(LISTED ENTRIES)
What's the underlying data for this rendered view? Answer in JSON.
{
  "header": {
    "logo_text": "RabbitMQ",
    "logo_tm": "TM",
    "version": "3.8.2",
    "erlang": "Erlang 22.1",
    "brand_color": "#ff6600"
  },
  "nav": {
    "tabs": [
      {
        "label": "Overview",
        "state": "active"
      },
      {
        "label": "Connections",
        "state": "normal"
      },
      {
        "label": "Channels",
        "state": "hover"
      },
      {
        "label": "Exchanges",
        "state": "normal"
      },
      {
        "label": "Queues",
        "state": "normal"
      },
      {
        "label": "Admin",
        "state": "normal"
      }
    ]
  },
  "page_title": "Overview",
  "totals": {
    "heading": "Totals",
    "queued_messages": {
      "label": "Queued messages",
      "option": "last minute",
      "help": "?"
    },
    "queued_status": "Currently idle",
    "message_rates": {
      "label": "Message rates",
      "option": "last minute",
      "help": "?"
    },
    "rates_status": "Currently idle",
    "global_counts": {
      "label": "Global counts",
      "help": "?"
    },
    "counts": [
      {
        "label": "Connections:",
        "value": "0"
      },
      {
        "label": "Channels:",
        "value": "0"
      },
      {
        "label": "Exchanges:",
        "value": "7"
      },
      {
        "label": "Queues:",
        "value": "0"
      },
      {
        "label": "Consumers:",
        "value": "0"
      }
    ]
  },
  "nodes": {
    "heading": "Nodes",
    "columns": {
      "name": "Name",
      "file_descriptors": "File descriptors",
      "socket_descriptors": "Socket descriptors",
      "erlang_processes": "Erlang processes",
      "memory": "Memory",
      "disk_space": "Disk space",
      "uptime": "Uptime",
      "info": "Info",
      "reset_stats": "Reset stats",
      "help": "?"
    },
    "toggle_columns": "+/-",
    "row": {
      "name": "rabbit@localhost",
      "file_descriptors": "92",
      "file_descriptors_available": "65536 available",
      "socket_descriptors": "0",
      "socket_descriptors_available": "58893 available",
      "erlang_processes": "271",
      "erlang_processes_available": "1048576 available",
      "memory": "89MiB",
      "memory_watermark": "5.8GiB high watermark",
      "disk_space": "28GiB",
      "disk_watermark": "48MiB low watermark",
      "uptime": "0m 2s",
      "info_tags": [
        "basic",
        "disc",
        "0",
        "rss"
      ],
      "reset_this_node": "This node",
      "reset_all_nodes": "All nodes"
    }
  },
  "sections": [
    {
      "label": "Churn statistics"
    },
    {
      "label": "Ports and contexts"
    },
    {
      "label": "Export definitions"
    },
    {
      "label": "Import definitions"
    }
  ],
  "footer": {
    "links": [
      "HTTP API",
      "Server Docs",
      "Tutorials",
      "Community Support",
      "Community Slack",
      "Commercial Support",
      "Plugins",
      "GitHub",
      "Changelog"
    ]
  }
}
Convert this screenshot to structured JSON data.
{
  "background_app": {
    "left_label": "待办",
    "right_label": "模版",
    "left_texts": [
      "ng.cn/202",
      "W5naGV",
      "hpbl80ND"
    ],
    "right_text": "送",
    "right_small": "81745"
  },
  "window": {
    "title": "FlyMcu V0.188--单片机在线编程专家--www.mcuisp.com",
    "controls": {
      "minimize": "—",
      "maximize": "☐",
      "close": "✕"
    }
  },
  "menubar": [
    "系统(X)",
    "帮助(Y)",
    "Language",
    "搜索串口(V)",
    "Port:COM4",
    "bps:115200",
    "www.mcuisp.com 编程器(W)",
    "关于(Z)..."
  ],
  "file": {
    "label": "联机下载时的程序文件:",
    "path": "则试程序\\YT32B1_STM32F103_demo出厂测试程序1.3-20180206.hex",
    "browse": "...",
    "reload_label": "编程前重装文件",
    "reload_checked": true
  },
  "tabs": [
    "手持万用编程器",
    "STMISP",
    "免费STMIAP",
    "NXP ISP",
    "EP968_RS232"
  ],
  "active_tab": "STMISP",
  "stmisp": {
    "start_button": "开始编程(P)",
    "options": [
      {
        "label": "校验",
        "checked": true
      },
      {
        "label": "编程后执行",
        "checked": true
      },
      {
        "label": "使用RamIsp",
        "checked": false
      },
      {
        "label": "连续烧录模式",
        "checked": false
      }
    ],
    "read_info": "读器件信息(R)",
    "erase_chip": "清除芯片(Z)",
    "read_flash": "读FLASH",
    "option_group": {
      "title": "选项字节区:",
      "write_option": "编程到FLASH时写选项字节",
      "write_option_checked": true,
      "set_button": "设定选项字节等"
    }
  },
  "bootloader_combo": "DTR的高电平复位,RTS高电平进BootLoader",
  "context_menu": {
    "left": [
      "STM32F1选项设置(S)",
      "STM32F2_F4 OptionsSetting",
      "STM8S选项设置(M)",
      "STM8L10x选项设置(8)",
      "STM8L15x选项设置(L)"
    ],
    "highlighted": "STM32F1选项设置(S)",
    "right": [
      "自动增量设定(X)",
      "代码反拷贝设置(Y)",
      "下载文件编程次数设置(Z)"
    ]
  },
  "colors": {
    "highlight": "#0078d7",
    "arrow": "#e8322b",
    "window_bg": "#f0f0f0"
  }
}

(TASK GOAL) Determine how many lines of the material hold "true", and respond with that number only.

(RESPONSE) 4